* **Data shown**

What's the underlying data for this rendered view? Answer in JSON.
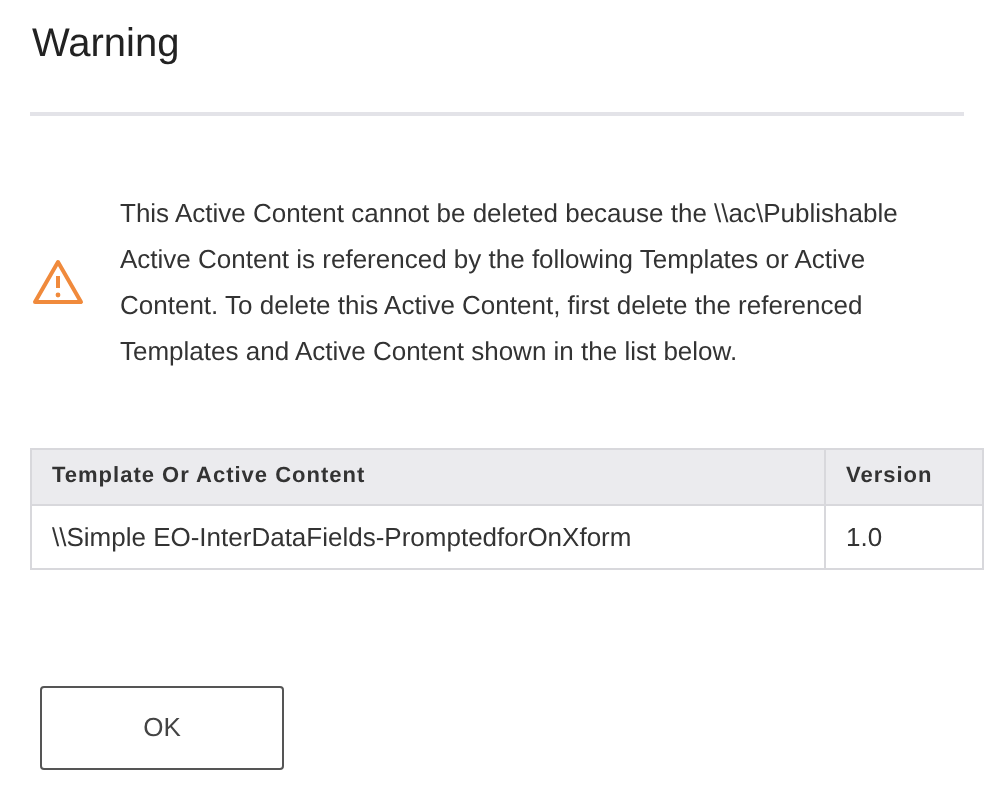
{
  "dialog": {
    "title": "Warning",
    "message": "This Active Content cannot be deleted because the \\\\ac\\Publishable Active Content is referenced by the following Templates or Active Content. To delete this Active Content, first delete the referenced Templates and Active Content shown in the list below.",
    "table": {
      "columns": [
        "Template Or Active Content",
        "Version"
      ],
      "rows": [
        [
          "\\\\Simple EO-InterDataFields-PromptedforOnXform",
          "1.0"
        ]
      ]
    },
    "buttons": [
      "OK"
    ]
  }
}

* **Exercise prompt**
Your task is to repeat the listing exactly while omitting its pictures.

* **Output**
What's the underlying data for this rendered view? Answer in JSON.
{
  "dialog": {
    "title": "Warning",
    "message": "This Active Content cannot be deleted because the \\\\ac\\Publishable Active Content is referenced by the following Templates or Active Content. To delete this Active Content, first delete the referenced Templates and Active Content shown in the list below.",
    "table": {
      "columns": [
        "Template Or Active Content",
        "Version"
      ],
      "rows": [
        [
          "\\\\Simple EO-InterDataFields-PromptedforOnXform",
          "1.0"
        ]
      ]
    },
    "buttons": [
      "OK"
    ]
  }
}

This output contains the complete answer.